Security and Safety in Canadian Universities
Security and Safety by Province
Security and Safety in Universities in Canada
The level of campus security will vary depending on the size of the campus, the number of students, and the various services provided. Campus security can be run by an autonomous department, or be the purview of some other department such as parking enforcement or facilities management. Other times it is taken care of by an external agency such as the RCMP.
When the campus is large geographically and night classes are common, a campus shuttle may be provided (usually free) at certain times of the day. These shuttles run a set route around the campus and will pick up and drop off students at these predetermined areas. Students in conjunction with Safe Walk programs can use this, where campus security (or sometimes qualified students) will escort students around campus after dark.
Large campuses will often have “Blue Phones”. These are phones placed at prominent and strategic places around the campus, placed so that a student can see a Blue Phone from all places on campus. This phone will usually have a direct line to campus security, and also have a special 9-1-1 button for emergencies.
Security will also do foot, bike, and vehicle patrols of the campus. They are meant as a visible deterrent to suspicious activity and also to provide reassurance to the campus patrons. Patrols are usually on a continuous basis, although there may be more staff on patrol at certain times of the evening or during certain events (eg. sporting activities, concerts, around pubs, etc.).
Sometimes campus security will partner with an outside agency such as the RCMP, especially if the campus is located in the middle of a large city or is part of a larger campus community. This external agency can be partially responsible for active patrolling, service and emergency response, event planning, crime prevention, statistical analysis, outreach and liaison, as well as the investigation of suspicious activity.
Often the campus security website will have a section dedicated to weekly updates on security concerns. For example, if suspicious activity has been observed in a certain parking lot, notices will be posted to that effect. Reports on escaped offenders or parolees are also posted for public safety.
One of the daily tasks for campus security is to patrol parking lots. In addition to enforcing parking (if that is within their purview), campus security is also responsible for acting on suspicious behavior in the parking lots (attempted theft, break-ins, etc.).
If a student, staff member, or school employee requires after-hours access to a building or room, campus security will accommodate. ID is required to prove access is allowed in the first place, and sometimes security will accompany you while you are within the restricted location. Campus security is also where you can report lost or stolen keys or access cards and request replacements.
Among other services provided by security is the registry of personal property. This can include things like cars, laptops, and bikes, and is designed to make those items easily identifiable in the event they are stolen. Sometimes this service is provided free of charge; most times there is a nominal fee.
Campus security can also be responsible for lost-and-found articles, in addition to reporting stolen items. Found items are generally kept for 1-3 months before being donated to various agencies.
Even though lighting is generally the purview of facilities management (which may in fact be the responsible department for security in the first place), you can often report lighting outages directly to security, since this is deemed a security matter especially in places such as parking lots and doorways.
Emergency procedures and miscellaneous website information

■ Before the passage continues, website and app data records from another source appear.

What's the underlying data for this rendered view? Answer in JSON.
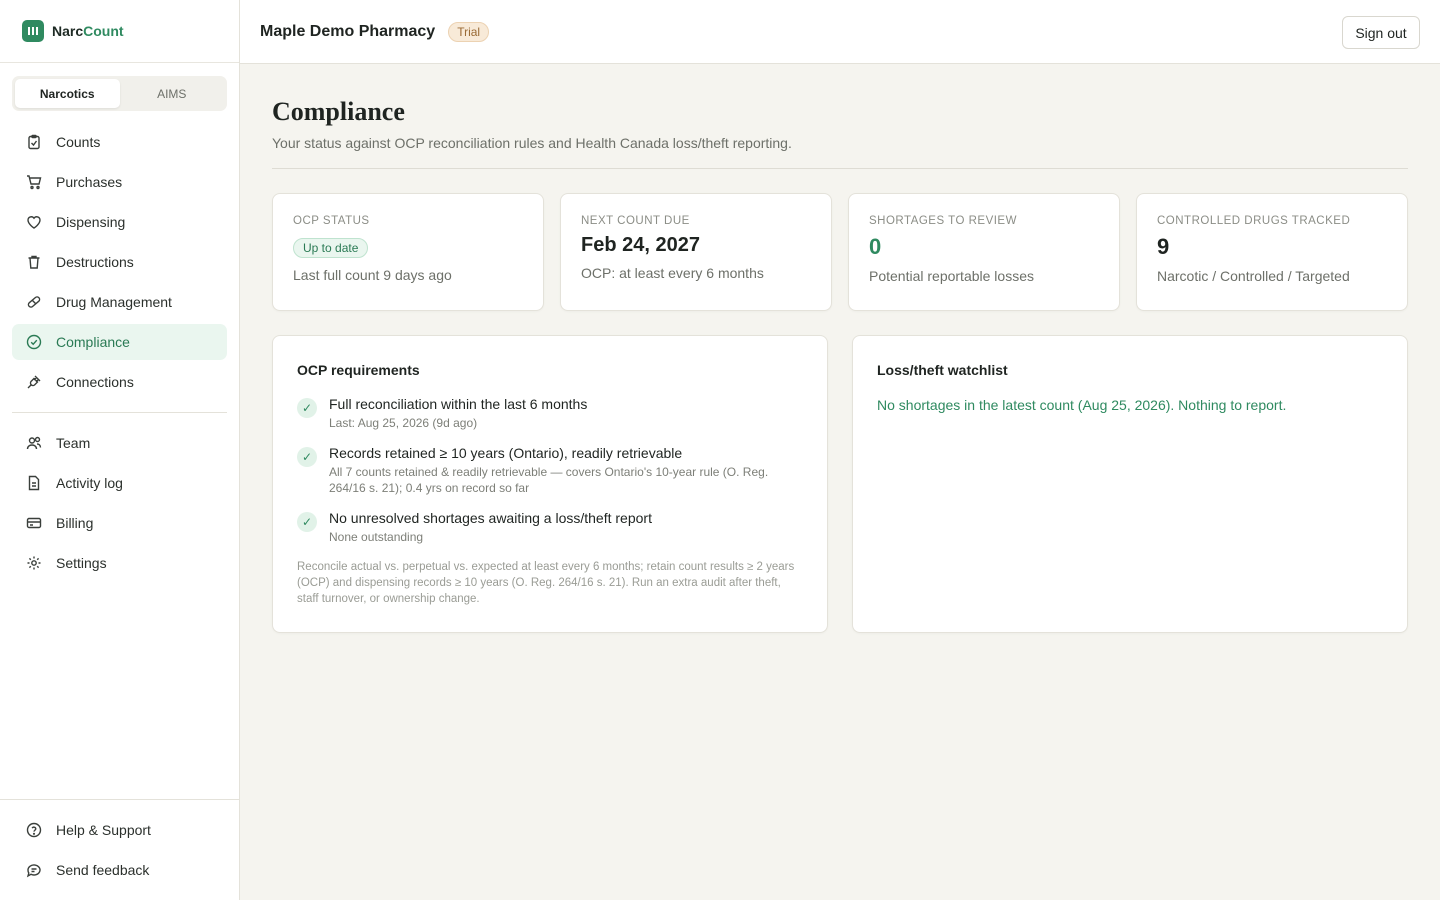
{
  "brand": {
    "name_part1": "Narc",
    "name_part2": "Count"
  },
  "sidebar": {
    "segments": [
      {
        "label": "Narcotics",
        "active": true
      },
      {
        "label": "AIMS",
        "active": false
      }
    ],
    "items": [
      {
        "label": "Counts",
        "icon": "clipboard-check-icon"
      },
      {
        "label": "Purchases",
        "icon": "cart-icon"
      },
      {
        "label": "Dispensing",
        "icon": "heart-icon"
      },
      {
        "label": "Destructions",
        "icon": "trash-icon"
      },
      {
        "label": "Drug Management",
        "icon": "pill-icon"
      },
      {
        "label": "Compliance",
        "icon": "check-circle-icon",
        "active": true
      },
      {
        "label": "Connections",
        "icon": "plug-icon"
      }
    ],
    "admin_items": [
      {
        "label": "Team",
        "icon": "users-icon"
      },
      {
        "label": "Activity log",
        "icon": "document-icon"
      },
      {
        "label": "Billing",
        "icon": "credit-card-icon"
      },
      {
        "label": "Settings",
        "icon": "gear-icon"
      }
    ],
    "footer_items": [
      {
        "label": "Help & Support",
        "icon": "help-circle-icon"
      },
      {
        "label": "Send feedback",
        "icon": "chat-icon"
      }
    ]
  },
  "header": {
    "org_name": "Maple Demo Pharmacy",
    "badge": "Trial",
    "signout_label": "Sign out"
  },
  "page": {
    "title": "Compliance",
    "subtitle": "Your status against OCP reconciliation rules and Health Canada loss/theft reporting."
  },
  "stats": [
    {
      "label": "OCP STATUS",
      "pill": "Up to date",
      "note": "Last full count 9 days ago"
    },
    {
      "label": "NEXT COUNT DUE",
      "value": "Feb 24, 2027",
      "note": "OCP: at least every 6 months"
    },
    {
      "label": "SHORTAGES TO REVIEW",
      "value": "0",
      "note": "Potential reportable losses"
    },
    {
      "label": "CONTROLLED DRUGS TRACKED",
      "value": "9",
      "note": "Narcotic / Controlled / Targeted"
    }
  ],
  "requirements": {
    "title": "OCP requirements",
    "items": [
      {
        "title": "Full reconciliation within the last 6 months",
        "desc": "Last: Aug 25, 2026 (9d ago)"
      },
      {
        "title": "Records retained ≥ 10 years (Ontario), readily retrievable",
        "desc": "All 7 counts retained & readily retrievable — covers Ontario's 10-year rule (O. Reg. 264/16 s. 21); 0.4 yrs on record so far"
      },
      {
        "title": "No unresolved shortages awaiting a loss/theft report",
        "desc": "None outstanding"
      }
    ],
    "footnote": "Reconcile actual vs. perpetual vs. expected at least every 6 months; retain count results ≥ 2 years (OCP) and dispensing records ≥ 10 years (O. Reg. 264/16 s. 21). Run an extra audit after theft, staff turnover, or ownership change."
  },
  "watchlist": {
    "title": "Loss/theft watchlist",
    "message": "No shortages in the latest count (Aug 25, 2026). Nothing to report."
  },
  "colors": {
    "accent": "#2f8a60",
    "active_bg": "#eaf6ef",
    "trial": "#9a6a35"
  }
}
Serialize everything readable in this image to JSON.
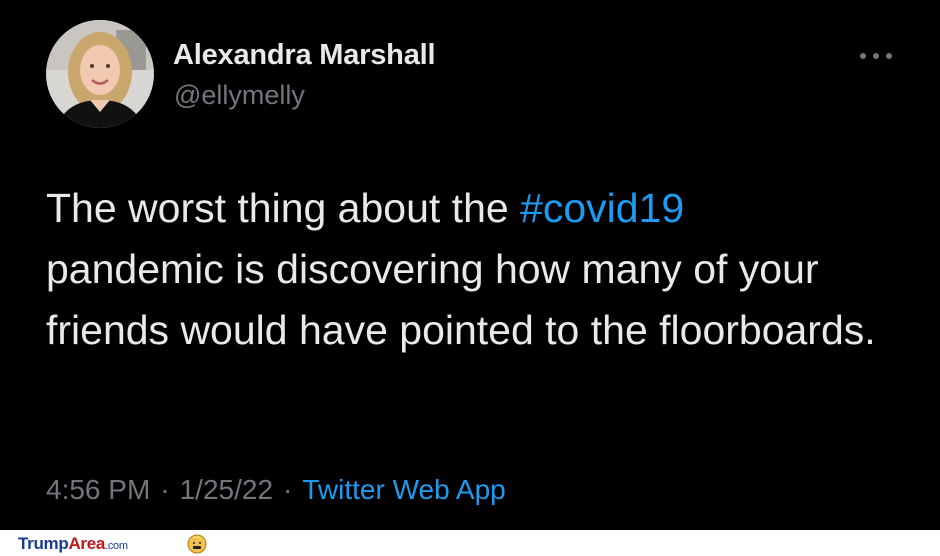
{
  "tweet": {
    "author_name": "Alexandra Marshall",
    "author_handle": "@ellymelly",
    "avatar_icon": "profile-photo",
    "more_icon": "more-options-icon",
    "text_before": "The worst thing about the ",
    "hashtag": "#covid19",
    "text_after": " pandemic is discovering how many of your friends would have pointed to the floorboards.",
    "time": "4:56 PM",
    "separator": "·",
    "date": "1/25/22",
    "source": "Twitter Web App"
  },
  "watermark": {
    "part1": "Trump",
    "part2": "Area",
    "part3": ".com",
    "icon": "trump-face-icon"
  },
  "colors": {
    "background": "#000000",
    "text": "#e7e9ea",
    "muted": "#71767b",
    "link": "#1d9bf0"
  }
}
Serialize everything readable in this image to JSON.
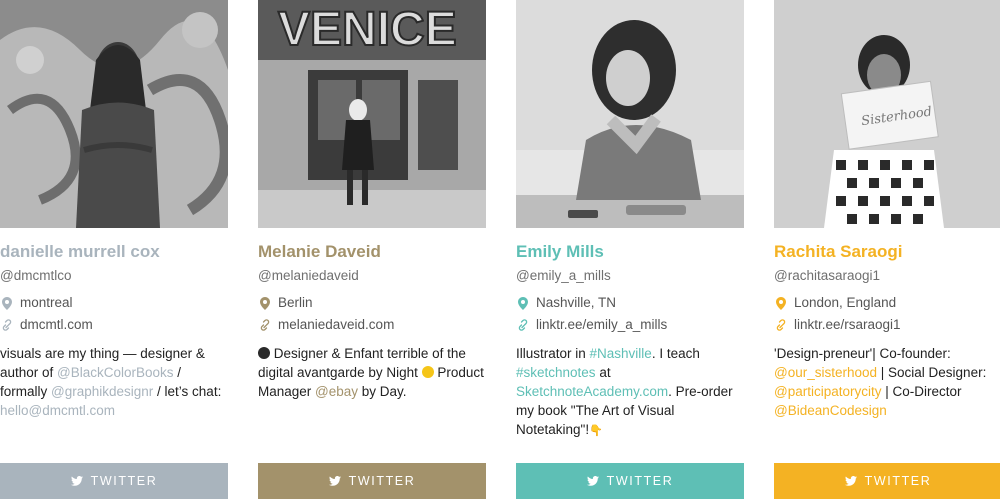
{
  "profiles": [
    {
      "accent": "#a9b4bd",
      "name": "danielle murrell cox",
      "handle": "@dmcmtlco",
      "location": "montreal",
      "website": "dmcmtl.com",
      "bio": [
        {
          "t": "visuals are my thing — designer & author of "
        },
        {
          "t": "@BlackColorBooks",
          "link": true
        },
        {
          "t": " / formally "
        },
        {
          "t": "@graphikdesignr",
          "link": true
        },
        {
          "t": " / let’s chat: "
        },
        {
          "t": "hello@dmcmtl.com",
          "link": true
        }
      ],
      "twitter_label": "TWITTER",
      "icons": {
        "location": "map-pin-icon",
        "website": "link-icon",
        "twitter": "twitter-bird-icon"
      }
    },
    {
      "accent": "#a3926b",
      "name": "Melanie Daveid",
      "handle": "@melaniedaveid",
      "location": "Berlin",
      "website": "melaniedaveid.com",
      "bio": [
        {
          "emoji": "#2a2a2a"
        },
        {
          "t": "  Designer & Enfant terrible of the digital avantgarde by Night "
        },
        {
          "emoji": "#f5c518"
        },
        {
          "t": " Product Manager "
        },
        {
          "t": "@ebay",
          "link": true
        },
        {
          "t": " by Day."
        }
      ],
      "twitter_label": "TWITTER",
      "icons": {
        "location": "map-pin-icon",
        "website": "link-icon",
        "twitter": "twitter-bird-icon"
      }
    },
    {
      "accent": "#5ebfb5",
      "name": "Emily Mills",
      "handle": "@emily_a_mills",
      "location": "Nashville, TN",
      "website": "linktr.ee/emily_a_mills",
      "bio": [
        {
          "t": "Illustrator in "
        },
        {
          "t": "#Nashville",
          "link": true
        },
        {
          "t": ". I teach "
        },
        {
          "t": "#sketchnotes",
          "link": true
        },
        {
          "t": " at "
        },
        {
          "t": "SketchnoteAcademy.com",
          "link": true
        },
        {
          "t": ". Pre-order my book \"The Art of Visual Notetaking\"!"
        },
        {
          "t": "👇",
          "hand": true
        }
      ],
      "twitter_label": "TWITTER",
      "icons": {
        "location": "map-pin-icon",
        "website": "link-icon",
        "twitter": "twitter-bird-icon"
      }
    },
    {
      "accent": "#f4b223",
      "name": "Rachita Saraogi",
      "handle": "@rachitasaraogi1",
      "location": "London, England",
      "website": "linktr.ee/rsaraogi1",
      "bio": [
        {
          "t": "'Design-preneur'| Co-founder: "
        },
        {
          "t": "@our_sisterhood",
          "link": true
        },
        {
          "t": " | Social Designer: "
        },
        {
          "t": "@participatorycity",
          "link": true
        },
        {
          "t": " | Co-Director "
        },
        {
          "t": "@BideanCodesign",
          "link": true
        }
      ],
      "twitter_label": "TWITTER",
      "photo_sign_text": "Sisterhood",
      "icons": {
        "location": "map-pin-icon",
        "website": "link-icon",
        "twitter": "twitter-bird-icon"
      }
    }
  ]
}
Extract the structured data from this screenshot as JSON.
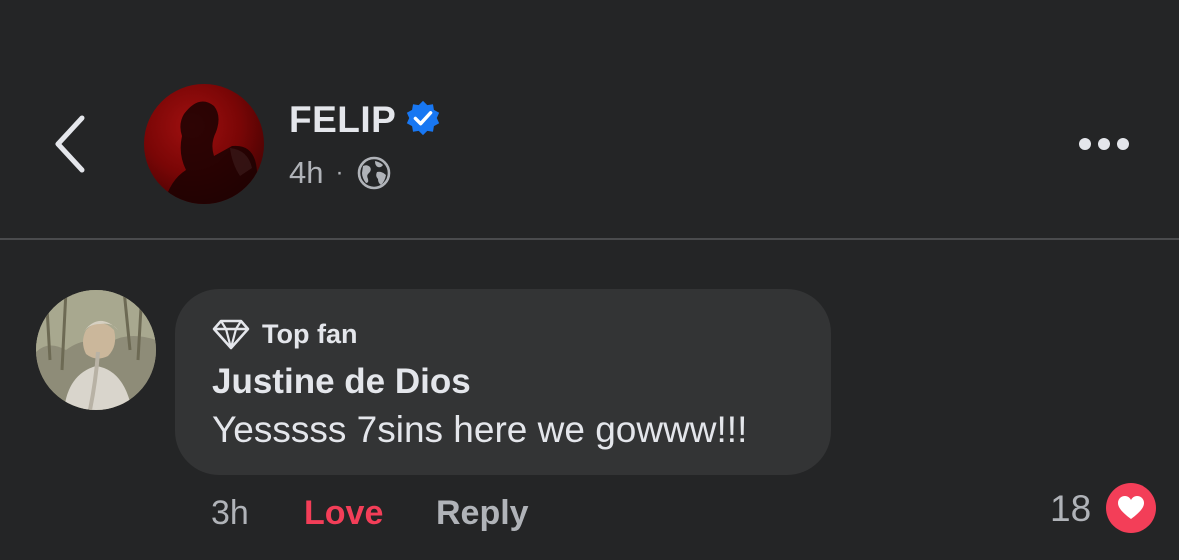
{
  "header": {
    "author_name": "FELIP",
    "verified": true,
    "post_time": "4h",
    "meta_separator": "·",
    "audience_icon": "globe-icon",
    "back_icon": "chevron-left-icon",
    "more_icon": "more-horizontal-icon"
  },
  "comment": {
    "badge_icon": "diamond-icon",
    "badge_label": "Top fan",
    "author_name": "Justine de Dios",
    "text": "Yesssss 7sins here we gowww!!!",
    "time": "3h",
    "love_label": "Love",
    "reply_label": "Reply",
    "reaction_count": "18",
    "reaction_icon": "heart-icon"
  },
  "colors": {
    "background": "#242526",
    "bubble": "#333435",
    "text_primary": "#e4e6eb",
    "text_secondary": "#b0b3b8",
    "love_red": "#f33e58",
    "verified_blue": "#1877f2",
    "divider": "#4a4b4d"
  }
}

Some campus security websites can be quite comprehensive, especially those of the larger universities. Many will have on their website a description of what to do in certain emergencies. This covers things like fires, deaths or serious injuries, bomb threats, hazardous material spills, and suspicious activity. Procedures are clearly laid out step-by-step and phone numbers and contact names are provided. Tips on keeping safe, information on upcoming first aid courses, crime prevention, identity theft, and storm procedures are often also found on their website.